See more
See less

10/16/2012

pdf

text

original

 
 
Center
 
fo
1611
 
ConWashingt202
293
5www.cep
 
r
 
Economic
 
ecticut
 
Aveon,
 
D.C.
 
200080
 
r.net
 
nd
 
Policy
 
Re
ue,
 
NW,
 
Sui9
 
Whe
Th
search
 
e
 
400
 
n
 
N
e
 
Statis
mbe
ical
 
Dis
David
 
rs
 
D
crepanc
Rosnic
 
n’t
 
y
 
in
 
GD
 
and
 
dd
 
P
 
Acco
ean
 
Ba
August
 
p
 
nts
 
ker
 
011
 
 
 
CEPR When Numbers Don’t Add Up
i
 About the Authors
David Rosnick is a Senior Economist at the Center for Economic and Policy Research in Washington, D.C. Dean Baker is an economist and the Co-director of CEPR.
Contents
 Introduction ........................................................................................................................................................ 1
 
 The Capital Gains Explanation for the Fluctuations in the Statistical Discrepancy ................................ 2
 
 The Statistical Discrepancy and Capital Gains: Why It Matters ................................................................. 6
 
Conclusion .......................................................................................................................................................... 8
 
 Appendix ............................................................................................................................................................. 9
 
 
CEPR When Numbers Don’t Add Up
1
Introduction
 
Economists have two main ways of estimating the amount of real economic activity in a givenperiod. First, there is gross domestic product (GDP), which totals up the market value of production of goods and services offered within the period. Second, there is gross domestic income(GDI), which represents the earnings associated with the production of the same goods andservices. In theory, these two measures are identical, but in practice they are not, since they arebased on different sources of data. The output measure (GDP) is generally regarded as more reliable than the income measure (GDI)because there is a good deal of self-reporting of income.
1
In most years the GDP measure hasexceeded the GDI measure. The average difference between GDP and GDI, known as the“statistical discrepancy,” over the years 1947 through the first quarter of 2011 is 0.5 percent of GDP. The most obvious explanation for this gap is that the Bureau of Economic Analysis’ GDIdata depend on income tax data.
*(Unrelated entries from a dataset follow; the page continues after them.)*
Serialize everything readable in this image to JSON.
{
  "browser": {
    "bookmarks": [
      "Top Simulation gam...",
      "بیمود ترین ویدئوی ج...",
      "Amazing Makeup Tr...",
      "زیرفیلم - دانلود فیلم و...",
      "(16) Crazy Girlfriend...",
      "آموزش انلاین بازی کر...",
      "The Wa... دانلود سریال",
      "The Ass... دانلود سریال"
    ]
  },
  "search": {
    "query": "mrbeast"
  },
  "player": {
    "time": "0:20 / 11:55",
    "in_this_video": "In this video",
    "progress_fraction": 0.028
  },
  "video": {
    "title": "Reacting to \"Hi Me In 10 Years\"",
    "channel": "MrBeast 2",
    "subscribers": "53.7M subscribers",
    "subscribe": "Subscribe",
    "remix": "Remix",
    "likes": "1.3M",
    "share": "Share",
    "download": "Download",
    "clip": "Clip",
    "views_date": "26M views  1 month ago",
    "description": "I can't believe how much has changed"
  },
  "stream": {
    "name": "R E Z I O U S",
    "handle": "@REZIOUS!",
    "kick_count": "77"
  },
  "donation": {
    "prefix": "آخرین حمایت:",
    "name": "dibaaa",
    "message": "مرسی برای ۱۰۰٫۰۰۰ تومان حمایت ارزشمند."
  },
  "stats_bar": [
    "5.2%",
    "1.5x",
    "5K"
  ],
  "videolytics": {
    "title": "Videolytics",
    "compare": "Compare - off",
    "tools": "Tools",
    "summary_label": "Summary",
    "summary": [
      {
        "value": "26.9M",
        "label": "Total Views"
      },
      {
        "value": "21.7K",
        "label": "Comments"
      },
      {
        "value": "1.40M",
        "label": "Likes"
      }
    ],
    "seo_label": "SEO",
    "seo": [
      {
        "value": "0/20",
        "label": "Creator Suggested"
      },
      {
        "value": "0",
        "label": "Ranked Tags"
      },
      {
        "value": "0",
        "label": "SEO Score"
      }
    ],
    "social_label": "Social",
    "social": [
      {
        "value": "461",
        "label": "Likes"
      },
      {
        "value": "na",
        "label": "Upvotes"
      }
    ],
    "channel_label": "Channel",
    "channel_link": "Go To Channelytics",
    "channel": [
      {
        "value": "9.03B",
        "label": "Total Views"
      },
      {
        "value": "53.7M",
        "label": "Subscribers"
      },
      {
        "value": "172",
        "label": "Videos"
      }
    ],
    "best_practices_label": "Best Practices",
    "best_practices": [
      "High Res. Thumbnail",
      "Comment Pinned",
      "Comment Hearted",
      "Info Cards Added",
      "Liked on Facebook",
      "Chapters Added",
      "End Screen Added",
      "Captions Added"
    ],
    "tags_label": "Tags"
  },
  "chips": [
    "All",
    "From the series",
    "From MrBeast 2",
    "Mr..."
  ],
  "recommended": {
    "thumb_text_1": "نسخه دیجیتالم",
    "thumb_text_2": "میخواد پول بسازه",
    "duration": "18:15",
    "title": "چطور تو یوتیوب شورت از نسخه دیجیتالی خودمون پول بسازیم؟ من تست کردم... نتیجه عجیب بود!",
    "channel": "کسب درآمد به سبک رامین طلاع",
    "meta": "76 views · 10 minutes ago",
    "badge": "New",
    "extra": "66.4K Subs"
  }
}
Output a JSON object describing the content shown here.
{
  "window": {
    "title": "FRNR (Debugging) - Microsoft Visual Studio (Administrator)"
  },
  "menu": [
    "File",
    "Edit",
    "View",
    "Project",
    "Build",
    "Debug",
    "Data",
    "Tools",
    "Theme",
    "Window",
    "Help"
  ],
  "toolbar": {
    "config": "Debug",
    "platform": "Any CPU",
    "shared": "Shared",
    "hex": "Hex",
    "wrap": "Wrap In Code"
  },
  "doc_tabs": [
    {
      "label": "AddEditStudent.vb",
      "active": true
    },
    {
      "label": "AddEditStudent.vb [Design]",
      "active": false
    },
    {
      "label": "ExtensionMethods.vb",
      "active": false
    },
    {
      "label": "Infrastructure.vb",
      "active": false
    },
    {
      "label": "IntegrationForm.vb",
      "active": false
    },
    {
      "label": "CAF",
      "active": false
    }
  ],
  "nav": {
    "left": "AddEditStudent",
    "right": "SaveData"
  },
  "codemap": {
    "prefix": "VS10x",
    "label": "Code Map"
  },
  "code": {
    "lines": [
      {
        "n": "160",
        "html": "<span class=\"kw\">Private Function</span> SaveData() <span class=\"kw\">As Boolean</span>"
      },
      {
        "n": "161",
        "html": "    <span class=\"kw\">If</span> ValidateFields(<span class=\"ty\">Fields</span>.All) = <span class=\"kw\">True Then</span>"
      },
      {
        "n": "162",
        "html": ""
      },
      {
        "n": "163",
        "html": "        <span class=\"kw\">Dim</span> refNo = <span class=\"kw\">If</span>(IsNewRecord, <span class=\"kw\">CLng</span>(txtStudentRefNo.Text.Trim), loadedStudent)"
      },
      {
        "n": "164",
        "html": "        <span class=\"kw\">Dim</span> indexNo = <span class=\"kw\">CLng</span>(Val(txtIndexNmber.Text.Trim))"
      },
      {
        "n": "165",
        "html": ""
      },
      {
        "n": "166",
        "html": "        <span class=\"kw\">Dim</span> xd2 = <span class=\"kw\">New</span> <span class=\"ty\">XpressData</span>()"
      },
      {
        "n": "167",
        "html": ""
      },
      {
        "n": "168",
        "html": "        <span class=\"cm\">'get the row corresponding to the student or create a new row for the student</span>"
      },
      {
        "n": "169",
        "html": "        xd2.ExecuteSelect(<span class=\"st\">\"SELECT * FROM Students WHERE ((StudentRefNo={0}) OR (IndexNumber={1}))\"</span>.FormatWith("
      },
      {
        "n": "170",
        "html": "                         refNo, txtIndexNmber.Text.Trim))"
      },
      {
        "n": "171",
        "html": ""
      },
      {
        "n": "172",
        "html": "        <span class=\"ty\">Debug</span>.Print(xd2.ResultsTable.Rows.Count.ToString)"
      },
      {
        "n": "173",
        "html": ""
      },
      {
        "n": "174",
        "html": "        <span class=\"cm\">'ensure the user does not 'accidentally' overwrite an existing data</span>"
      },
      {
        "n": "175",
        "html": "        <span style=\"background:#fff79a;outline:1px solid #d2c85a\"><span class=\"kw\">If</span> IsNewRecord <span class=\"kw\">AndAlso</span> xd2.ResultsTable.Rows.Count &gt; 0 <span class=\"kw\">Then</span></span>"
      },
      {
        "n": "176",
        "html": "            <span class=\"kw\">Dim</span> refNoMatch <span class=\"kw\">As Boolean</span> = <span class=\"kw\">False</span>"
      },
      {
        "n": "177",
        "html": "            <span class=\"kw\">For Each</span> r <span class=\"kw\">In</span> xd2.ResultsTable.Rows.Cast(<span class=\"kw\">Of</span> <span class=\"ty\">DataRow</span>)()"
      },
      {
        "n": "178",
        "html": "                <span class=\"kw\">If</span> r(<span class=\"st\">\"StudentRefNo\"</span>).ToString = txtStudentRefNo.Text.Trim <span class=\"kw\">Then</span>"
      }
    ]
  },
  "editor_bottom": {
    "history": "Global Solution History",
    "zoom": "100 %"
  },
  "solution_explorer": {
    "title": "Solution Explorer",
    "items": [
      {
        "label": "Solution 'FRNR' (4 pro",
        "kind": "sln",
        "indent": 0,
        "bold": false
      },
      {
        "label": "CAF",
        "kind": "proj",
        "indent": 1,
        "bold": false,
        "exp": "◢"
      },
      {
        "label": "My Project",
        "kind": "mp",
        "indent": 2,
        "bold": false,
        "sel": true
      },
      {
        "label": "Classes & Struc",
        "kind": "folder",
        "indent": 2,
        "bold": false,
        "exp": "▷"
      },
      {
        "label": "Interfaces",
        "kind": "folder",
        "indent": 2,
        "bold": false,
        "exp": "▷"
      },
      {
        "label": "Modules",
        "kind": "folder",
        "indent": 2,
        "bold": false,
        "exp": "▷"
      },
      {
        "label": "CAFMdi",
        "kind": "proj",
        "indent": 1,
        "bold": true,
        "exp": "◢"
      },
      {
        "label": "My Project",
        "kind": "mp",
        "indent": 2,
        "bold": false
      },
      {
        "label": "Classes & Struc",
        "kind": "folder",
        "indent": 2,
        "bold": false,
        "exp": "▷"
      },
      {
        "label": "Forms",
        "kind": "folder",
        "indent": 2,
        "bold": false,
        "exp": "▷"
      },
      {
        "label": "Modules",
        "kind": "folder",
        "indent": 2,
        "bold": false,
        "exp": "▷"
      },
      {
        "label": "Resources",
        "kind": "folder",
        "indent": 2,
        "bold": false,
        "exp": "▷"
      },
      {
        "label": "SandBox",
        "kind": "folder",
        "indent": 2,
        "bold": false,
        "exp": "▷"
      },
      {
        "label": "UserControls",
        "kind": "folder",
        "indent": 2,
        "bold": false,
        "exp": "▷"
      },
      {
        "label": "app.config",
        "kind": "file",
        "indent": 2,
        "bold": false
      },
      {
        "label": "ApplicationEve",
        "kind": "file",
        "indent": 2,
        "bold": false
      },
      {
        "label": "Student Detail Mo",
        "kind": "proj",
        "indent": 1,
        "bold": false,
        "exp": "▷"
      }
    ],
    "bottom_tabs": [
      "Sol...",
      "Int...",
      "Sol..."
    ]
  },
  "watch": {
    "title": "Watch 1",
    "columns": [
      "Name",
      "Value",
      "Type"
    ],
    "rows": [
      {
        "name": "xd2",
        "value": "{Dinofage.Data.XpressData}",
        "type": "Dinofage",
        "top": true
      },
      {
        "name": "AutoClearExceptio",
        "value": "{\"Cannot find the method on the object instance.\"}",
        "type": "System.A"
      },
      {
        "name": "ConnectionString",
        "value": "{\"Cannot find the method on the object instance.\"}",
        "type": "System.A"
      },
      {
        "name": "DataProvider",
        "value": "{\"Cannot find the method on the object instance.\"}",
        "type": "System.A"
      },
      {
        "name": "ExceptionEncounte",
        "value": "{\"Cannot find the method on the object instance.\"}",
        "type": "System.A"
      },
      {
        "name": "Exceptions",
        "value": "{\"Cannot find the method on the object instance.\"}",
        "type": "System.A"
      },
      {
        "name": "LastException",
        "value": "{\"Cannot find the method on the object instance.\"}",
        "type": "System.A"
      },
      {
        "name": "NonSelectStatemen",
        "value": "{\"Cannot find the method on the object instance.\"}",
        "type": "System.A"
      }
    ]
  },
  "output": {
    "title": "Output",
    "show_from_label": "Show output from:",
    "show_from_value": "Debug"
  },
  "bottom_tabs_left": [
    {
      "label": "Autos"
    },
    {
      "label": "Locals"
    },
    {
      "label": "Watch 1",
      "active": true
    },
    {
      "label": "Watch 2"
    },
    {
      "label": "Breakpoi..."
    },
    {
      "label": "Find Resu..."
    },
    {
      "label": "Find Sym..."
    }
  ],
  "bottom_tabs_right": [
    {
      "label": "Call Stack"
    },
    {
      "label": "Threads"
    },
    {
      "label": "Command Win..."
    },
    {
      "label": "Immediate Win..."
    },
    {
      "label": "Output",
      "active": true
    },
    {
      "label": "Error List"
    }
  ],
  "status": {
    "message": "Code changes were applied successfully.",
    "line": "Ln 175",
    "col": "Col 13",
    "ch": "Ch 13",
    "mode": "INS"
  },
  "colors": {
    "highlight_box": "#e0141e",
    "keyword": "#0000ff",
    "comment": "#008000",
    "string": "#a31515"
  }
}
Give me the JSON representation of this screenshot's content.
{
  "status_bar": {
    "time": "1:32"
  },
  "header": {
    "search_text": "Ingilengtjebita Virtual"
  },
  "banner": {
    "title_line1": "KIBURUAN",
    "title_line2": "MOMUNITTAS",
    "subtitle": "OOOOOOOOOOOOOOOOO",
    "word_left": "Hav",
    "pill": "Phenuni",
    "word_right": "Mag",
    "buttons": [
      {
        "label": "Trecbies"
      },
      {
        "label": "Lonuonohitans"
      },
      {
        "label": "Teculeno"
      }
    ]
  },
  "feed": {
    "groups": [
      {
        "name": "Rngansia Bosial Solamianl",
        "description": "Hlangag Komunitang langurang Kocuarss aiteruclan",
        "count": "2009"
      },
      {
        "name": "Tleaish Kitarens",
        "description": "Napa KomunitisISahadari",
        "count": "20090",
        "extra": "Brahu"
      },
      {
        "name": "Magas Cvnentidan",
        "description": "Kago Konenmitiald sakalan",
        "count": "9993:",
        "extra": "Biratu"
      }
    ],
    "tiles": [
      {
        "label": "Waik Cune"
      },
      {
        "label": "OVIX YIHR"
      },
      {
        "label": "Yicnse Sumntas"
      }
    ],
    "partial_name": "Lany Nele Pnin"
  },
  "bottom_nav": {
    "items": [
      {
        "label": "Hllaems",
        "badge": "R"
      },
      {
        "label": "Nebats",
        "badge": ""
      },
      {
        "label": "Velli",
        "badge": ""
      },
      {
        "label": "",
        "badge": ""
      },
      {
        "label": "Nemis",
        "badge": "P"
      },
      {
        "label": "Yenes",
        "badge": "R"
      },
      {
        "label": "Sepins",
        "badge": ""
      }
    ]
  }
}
Insofar as income is under-reported to avoid taxes, it will lead to anunder-reporting of GDI.In a reversal of this longstanding pattern, the income side exceeded the output side by large amountsin the late 1990s and again in the years 2004-07, as can be seen in
Figure 1
.
FIGURE 1The Statistical Discrepancy between Gross Domestic Product and Gross Domestic Income, 1947-2011(percent of GDP)
Source: Bureau of Economic Analysis, NIPA Table 1.10, Lines 1 and 26.
1 There is less variance in the quarterly data in the output measure than income measure. In addition, the mean revisionfrom first report to the latest revision is smaller in the case of the output measure than the income measure, bothfactors that might suggest the superiority of the output measure. See Fixler, Dennis J. and Bruce T. Grimm. 2008.“The Reliability of GDP and GDI Estimates.” Washington, D.C.: Bureau of Economic Analysis, Survey of CurrentBusiness, February, pp. 16-34. Available at http://www.bea.gov/scb/pdf/2008/02%20February/0208_reliable.pdf.
-3-2-101231947195219571962196719721977198219871992199720022007
   P  e  r  c  e  n   t

Activity (3)

You've already reviewed this. Edit your review.
1 thousand reads
1 hundred reads
Pablo Chan liked this

You're Reading a Free Preview

Download